I chose to base the score on the moment immediately before you take a photograph. Before you press the shutter and take your picture. It is about the active choice to register a given moment.

When you first encounter a piece of music, you listen to it on the surface, horizontally (for its duration). Listening again, you might start to notice the verticality of a piece when you hear the different layers (acts of proces, implied meaning, underlying narratives). If interested or moved by the piece, you might return to it and learn about those proportions. In time, one might even build a relation to a specific piece.

Music, painting and photography are all crafts that can make one forfeit real time (the time in which life is actually taking place) as of these crafts directly play with time itself, each in their own ways. With Betty originally being a photograph, I fell under the spell of indulgence...

This conclusion of mine is directly attributed to John Berger who, in his brilliant book, Understanding a Photograph, writes the following:

“The true content of a photograph is invisible, for it derives from a play, not with form, but with time.
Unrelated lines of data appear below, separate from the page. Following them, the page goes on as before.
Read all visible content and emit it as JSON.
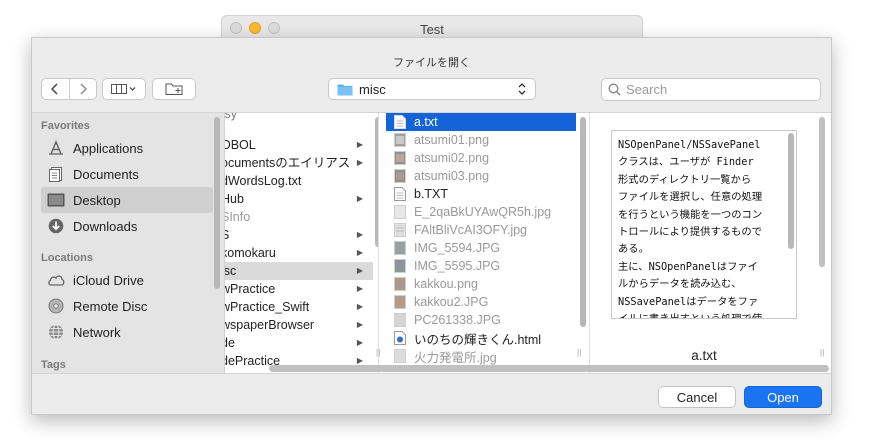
{
  "window": {
    "title": "Test"
  },
  "dialog": {
    "title": "ファイルを開く",
    "path": "misc",
    "search": {
      "placeholder": "Search",
      "value": ""
    }
  },
  "sidebar": {
    "favorites_header": "Favorites",
    "favorites": [
      {
        "label": "Applications",
        "icon": "applications-icon"
      },
      {
        "label": "Documents",
        "icon": "documents-icon"
      },
      {
        "label": "Desktop",
        "icon": "desktop-icon"
      },
      {
        "label": "Downloads",
        "icon": "downloads-icon"
      }
    ],
    "locations_header": "Locations",
    "locations": [
      {
        "label": "iCloud Drive",
        "icon": "icloud-icon"
      },
      {
        "label": "Remote Disc",
        "icon": "disc-icon"
      },
      {
        "label": "Network",
        "icon": "network-icon"
      }
    ],
    "tags_header": "Tags",
    "selected": "Desktop"
  },
  "column1": {
    "items": [
      {
        "label": "OBOL",
        "folder": true
      },
      {
        "label": "ocumentsのエイリアス",
        "folder": true
      },
      {
        "label": "dWordsLog.txt",
        "folder": false
      },
      {
        "label": "Hub",
        "folder": true
      },
      {
        "label": "SInfo",
        "folder": false,
        "dim": true
      },
      {
        "label": "S",
        "folder": true
      },
      {
        "label": "komokaru",
        "folder": true
      },
      {
        "label": "isc",
        "folder": true,
        "selected": true
      },
      {
        "label": "wPractice",
        "folder": true
      },
      {
        "label": "wPractice_Swift",
        "folder": true
      },
      {
        "label": "wspaperBrowser",
        "folder": true
      },
      {
        "label": "de",
        "folder": true
      },
      {
        "label": "dePractice",
        "folder": true
      }
    ]
  },
  "column2": {
    "items": [
      {
        "label": "a.txt",
        "type": "text",
        "selected": true
      },
      {
        "label": "atsumi01.png",
        "type": "image",
        "dim": true
      },
      {
        "label": "atsumi02.png",
        "type": "image",
        "dim": true
      },
      {
        "label": "atsumi03.png",
        "type": "image",
        "dim": true
      },
      {
        "label": "b.TXT",
        "type": "text"
      },
      {
        "label": "E_2qaBkUYAwQR5h.jpg",
        "type": "image",
        "dim": true
      },
      {
        "label": "FAltBliVcAI3OFY.jpg",
        "type": "image",
        "dim": true
      },
      {
        "label": "IMG_5594.JPG",
        "type": "image",
        "dim": true
      },
      {
        "label": "IMG_5595.JPG",
        "type": "image",
        "dim": true
      },
      {
        "label": "kakkou.png",
        "type": "image",
        "dim": true
      },
      {
        "label": "kakkou2.JPG",
        "type": "image",
        "dim": true
      },
      {
        "label": "PC261338.JPG",
        "type": "image",
        "dim": true
      },
      {
        "label": "いのちの輝きくん.html",
        "type": "html"
      },
      {
        "label": "火力発電所.jpg",
        "type": "image",
        "dim": true
      }
    ]
  },
  "preview": {
    "filename": "a.txt",
    "text": "NSOpenPanel/NSSavePanel\nクラスは、ユーザが Finder\n形式のディレクトリ一覧から\nファイルを選択し、任意の処理\nを行うという機能を一つのコン\nトロールにより提供するもので\nある。\n主に、NSOpenPanelはファイ\nルからデータを読み込む、\nNSSavePanelはデータをファ\nイルに書き出すという処理で使\nわれる。"
  },
  "buttons": {
    "cancel": "Cancel",
    "open": "Open"
  }
}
One might argue that photography is as close to music as to painting.”.

Delving deeper into this inter-play with time, it emerges from reading Understanding a Photograph is that every time someone wears a camera (something to actively register what goes on around you) and venture out into the world you are faced with a a certain type choice; Gerhard Richter is of course highly aware of this. Berger continues his argument:

”I have said that a photograph bears witness to a human choice being exercised. This choice is not between photographing X and Y: but between photographing at X moment or at Y moment. The objects recorded in any photograph (from the most effective to the most commonplace) carry approximately the same weight, the same conviction. What varies is the intensity with which we are made aware of the poles of absence and presence. Between these two poles photography finds its proper meaning. (The most popular used of the photograph is a memento of the absent.)

A photograph, while recording what has been seen, always and by its nature refers to what is not seen. It isolates, preserves and presents a moment taken from a continuum. ”

I wanted to create a musical path through this continuum.

Photo: John Lee, Nationalmuseet